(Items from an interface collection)
================================

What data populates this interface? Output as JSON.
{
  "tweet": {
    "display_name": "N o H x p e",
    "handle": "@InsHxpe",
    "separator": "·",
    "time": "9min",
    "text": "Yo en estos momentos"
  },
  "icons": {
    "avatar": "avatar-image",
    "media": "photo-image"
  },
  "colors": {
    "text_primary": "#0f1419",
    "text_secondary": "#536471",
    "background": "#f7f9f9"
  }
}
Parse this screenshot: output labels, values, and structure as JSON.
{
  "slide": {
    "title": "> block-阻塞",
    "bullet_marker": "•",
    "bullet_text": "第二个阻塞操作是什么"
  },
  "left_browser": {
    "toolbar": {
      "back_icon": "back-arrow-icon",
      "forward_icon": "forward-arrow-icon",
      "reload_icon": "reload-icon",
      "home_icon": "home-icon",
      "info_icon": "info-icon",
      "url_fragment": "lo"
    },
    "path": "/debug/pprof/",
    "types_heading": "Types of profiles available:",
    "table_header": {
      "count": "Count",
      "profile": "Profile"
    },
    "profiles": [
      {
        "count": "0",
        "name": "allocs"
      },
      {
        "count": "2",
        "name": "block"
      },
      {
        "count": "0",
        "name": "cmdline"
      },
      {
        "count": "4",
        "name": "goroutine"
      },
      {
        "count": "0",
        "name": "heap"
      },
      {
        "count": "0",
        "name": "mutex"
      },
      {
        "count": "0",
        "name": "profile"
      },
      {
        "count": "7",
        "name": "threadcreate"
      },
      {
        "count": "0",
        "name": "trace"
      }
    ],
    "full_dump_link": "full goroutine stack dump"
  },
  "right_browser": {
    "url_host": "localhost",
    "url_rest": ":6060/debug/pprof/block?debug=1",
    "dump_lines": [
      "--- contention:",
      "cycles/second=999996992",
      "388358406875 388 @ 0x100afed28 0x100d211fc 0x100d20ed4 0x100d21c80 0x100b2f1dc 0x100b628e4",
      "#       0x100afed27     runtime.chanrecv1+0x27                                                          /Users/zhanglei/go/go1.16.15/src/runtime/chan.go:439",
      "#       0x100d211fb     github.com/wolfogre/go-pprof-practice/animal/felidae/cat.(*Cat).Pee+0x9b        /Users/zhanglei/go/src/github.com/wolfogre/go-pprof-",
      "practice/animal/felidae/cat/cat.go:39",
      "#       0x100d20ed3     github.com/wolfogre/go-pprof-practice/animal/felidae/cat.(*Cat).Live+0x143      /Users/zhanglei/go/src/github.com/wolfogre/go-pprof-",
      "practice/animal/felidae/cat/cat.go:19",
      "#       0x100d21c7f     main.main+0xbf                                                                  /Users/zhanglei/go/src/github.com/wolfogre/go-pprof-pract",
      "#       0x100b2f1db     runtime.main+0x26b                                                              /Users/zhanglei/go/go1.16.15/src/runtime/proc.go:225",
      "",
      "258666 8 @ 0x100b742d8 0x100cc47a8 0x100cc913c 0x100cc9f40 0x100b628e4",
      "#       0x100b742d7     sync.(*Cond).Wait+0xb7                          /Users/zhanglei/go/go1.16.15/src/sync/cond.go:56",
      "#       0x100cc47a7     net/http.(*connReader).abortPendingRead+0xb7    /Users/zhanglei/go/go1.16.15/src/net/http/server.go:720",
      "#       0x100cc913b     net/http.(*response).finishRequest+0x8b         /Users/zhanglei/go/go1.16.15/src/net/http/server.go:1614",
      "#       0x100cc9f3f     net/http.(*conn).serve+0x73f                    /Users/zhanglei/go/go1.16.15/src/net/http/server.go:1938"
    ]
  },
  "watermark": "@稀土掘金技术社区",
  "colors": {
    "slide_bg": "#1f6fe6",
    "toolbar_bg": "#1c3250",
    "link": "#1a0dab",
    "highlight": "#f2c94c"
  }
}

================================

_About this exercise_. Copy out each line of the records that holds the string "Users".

_Expected output_.
      "#       0x100afed27     runtime.chanrecv1+0x27                                                          /Users/zhanglei/go/go1.16.15/src/runtime/chan.go:439",
      "#       0x100d211fb     github.com/wolfogre/go-pprof-practice/animal/felidae/cat.(*Cat).Pee+0x9b        /Users/zhanglei/go/src/github.com/wolfogre/go-pprof-",
      "#       0x100d20ed3     github.com/wolfogre/go-pprof-practice/animal/felidae/cat.(*Cat).Live+0x143      /Users/zhanglei/go/src/github.com/wolfogre/go-pprof-",
      "#       0x100d21c7f     main.main+0xbf                                                                  /Users/zhanglei/go/src/github.com/wolfogre/go-pprof-pract",
      "#       0x100b2f1db     runtime.main+0x26b                                                              /Users/zhanglei/go/go1.16.15/src/runtime/proc.go:225",
      "#       0x100b742d7     sync.(*Cond).Wait+0xb7                          /Users/zhanglei/go/go1.16.15/src/sync/cond.go:56",
      "#       0x100cc47a7     net/http.(*connReader).abortPendingRead+0xb7    /Users/zhanglei/go/go1.16.15/src/net/http/server.go:720",
      "#       0x100cc913b     net/http.(*response).finishRequest+0x8b         /Users/zhanglei/go/go1.16.15/src/net/http/server.go:1614",
      "#       0x100cc9f3f     net/http.(*conn).serve+0x73f                    /Users/zhanglei/go/go1.16.15/src/net/http/server.go:1938"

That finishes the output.